What is success?

3 min read

On Friday I embarked on a new adventure. My Bear Grylls is Mrs Stephanie Allen, proprietor of the Training Spa and guru of leadership AND management.  Stephanie has encouraged us to create a learning journal or blog our journey towards the El Dorado of a Diploma in Leadership in Management (Level 5 no less).

We were invited to bring an object that held special meaning. I choose . A rubber duck that I 'won' at the European Chemistry Societies Congress in Seville in early September. Since then we have been near inseparable and our fun has been documented on Twitter. is a pretext to share the wonder of chemistry, the science of everything we are, we eat and we see.

In the picture is surveying a VARK questionairre. VARK is the seductive idea that different students have different learning styles. The problem is, there is no evidence for this assertion. It would still be fine if was solely used as a vehicle to encourage us to reflect on the learning process. Unfortunately, it is widely taken to its logical conclusion and used to label learners as particular types. If learners then respond by rejecting teaching that isn't in their chosen style the consequences are dire. Read Pashler, 2008 before succumbing to the siren voices and acquiring some thoroughly unhelpful embedded beliefs.

I wouldn't dream of sharing the very personal experiences of my fellow students but it was great to be part of a very diverse group of people sharing the common goal of self improvement.

In her closing remarks Stephanie invited us to reflect on what Success would look like for us. Here I suspect our little class will hold widely differing aspirations. As a Professor of Chemistry and Director of Learning and Teaching I am expected to have certain leadership and management skills. In HE you can gain a lectureship role without ever being taught to teach so why on earth would we require a course in how to lead. At least for teaching new recruits have compulsory courses. I make this point not to slate the system but to explain that for me this is a not a directly career enhancing step. My senior colleagues are more likely to berate me for wasting my time than commend me for self-improvement.

So why am I doing it? A question I will no doubt ask myself many more times, particualrly during late nights finishing assignments. It boils down to: because if I don't put up, I will need to shut up. Poor practice isn't just costing my department money its leaching morale. There has to be a better way. There has to be a better way.

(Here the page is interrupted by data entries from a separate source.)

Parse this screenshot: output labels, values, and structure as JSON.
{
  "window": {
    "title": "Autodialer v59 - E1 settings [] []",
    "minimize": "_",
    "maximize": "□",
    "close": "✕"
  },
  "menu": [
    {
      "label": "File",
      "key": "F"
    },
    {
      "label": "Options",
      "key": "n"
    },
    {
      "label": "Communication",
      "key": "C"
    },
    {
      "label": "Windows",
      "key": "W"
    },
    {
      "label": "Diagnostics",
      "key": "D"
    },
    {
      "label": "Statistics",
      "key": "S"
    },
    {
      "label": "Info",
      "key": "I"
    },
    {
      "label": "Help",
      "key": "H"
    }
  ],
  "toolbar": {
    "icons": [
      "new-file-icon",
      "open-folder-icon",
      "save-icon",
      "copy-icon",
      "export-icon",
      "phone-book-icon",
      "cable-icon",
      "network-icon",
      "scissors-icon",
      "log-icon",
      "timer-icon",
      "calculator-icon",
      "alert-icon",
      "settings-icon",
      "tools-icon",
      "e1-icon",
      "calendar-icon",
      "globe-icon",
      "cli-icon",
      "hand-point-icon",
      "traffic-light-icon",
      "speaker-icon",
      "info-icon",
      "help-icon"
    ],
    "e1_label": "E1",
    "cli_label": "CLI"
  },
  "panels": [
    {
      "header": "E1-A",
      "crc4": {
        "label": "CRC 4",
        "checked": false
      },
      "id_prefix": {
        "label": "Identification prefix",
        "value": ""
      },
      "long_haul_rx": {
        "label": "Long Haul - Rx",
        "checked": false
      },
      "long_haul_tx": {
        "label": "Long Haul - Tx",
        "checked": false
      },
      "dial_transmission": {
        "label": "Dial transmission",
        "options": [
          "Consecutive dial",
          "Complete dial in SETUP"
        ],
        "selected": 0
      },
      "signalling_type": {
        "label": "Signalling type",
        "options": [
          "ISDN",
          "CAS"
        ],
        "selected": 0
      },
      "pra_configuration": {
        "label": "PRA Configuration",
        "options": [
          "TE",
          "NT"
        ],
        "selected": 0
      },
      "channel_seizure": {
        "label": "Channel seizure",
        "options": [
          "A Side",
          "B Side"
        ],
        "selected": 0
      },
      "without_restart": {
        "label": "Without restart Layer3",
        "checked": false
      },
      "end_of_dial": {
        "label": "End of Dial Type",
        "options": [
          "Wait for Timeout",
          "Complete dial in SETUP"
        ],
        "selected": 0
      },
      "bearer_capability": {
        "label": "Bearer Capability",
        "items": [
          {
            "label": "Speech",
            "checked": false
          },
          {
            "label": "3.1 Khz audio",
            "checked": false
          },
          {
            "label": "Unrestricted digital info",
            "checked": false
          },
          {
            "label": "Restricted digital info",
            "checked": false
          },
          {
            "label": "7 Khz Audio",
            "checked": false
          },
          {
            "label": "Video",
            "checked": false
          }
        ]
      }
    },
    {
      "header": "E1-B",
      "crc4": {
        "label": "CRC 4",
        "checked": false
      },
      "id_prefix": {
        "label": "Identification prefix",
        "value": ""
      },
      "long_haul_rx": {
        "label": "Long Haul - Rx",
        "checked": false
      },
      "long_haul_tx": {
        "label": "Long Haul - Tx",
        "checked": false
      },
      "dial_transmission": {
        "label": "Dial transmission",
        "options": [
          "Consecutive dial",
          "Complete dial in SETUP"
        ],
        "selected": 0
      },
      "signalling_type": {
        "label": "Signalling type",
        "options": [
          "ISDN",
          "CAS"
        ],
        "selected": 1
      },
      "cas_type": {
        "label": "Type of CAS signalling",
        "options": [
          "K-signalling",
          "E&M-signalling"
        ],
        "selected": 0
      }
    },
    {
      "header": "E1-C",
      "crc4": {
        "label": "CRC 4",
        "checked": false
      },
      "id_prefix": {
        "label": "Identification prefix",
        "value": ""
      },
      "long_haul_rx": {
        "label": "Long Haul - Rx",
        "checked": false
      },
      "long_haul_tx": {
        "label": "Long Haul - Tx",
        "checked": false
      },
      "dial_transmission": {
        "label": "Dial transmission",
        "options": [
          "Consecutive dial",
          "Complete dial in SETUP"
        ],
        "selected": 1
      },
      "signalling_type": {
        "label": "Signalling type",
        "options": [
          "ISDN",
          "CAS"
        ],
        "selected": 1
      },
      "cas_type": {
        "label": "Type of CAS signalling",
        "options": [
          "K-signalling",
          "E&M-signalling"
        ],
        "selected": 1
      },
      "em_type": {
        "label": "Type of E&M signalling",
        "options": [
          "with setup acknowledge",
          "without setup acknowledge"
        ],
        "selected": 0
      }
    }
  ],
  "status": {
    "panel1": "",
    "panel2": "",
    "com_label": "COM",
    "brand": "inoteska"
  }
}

So what will success look like. I'll settle for one person taking me to one side and saying thank you. "Thank you for facilitating my career." or simply "Thank you for chairing a meeting in which I felt we achieved something." I'll settle for never feeling like an imposter again.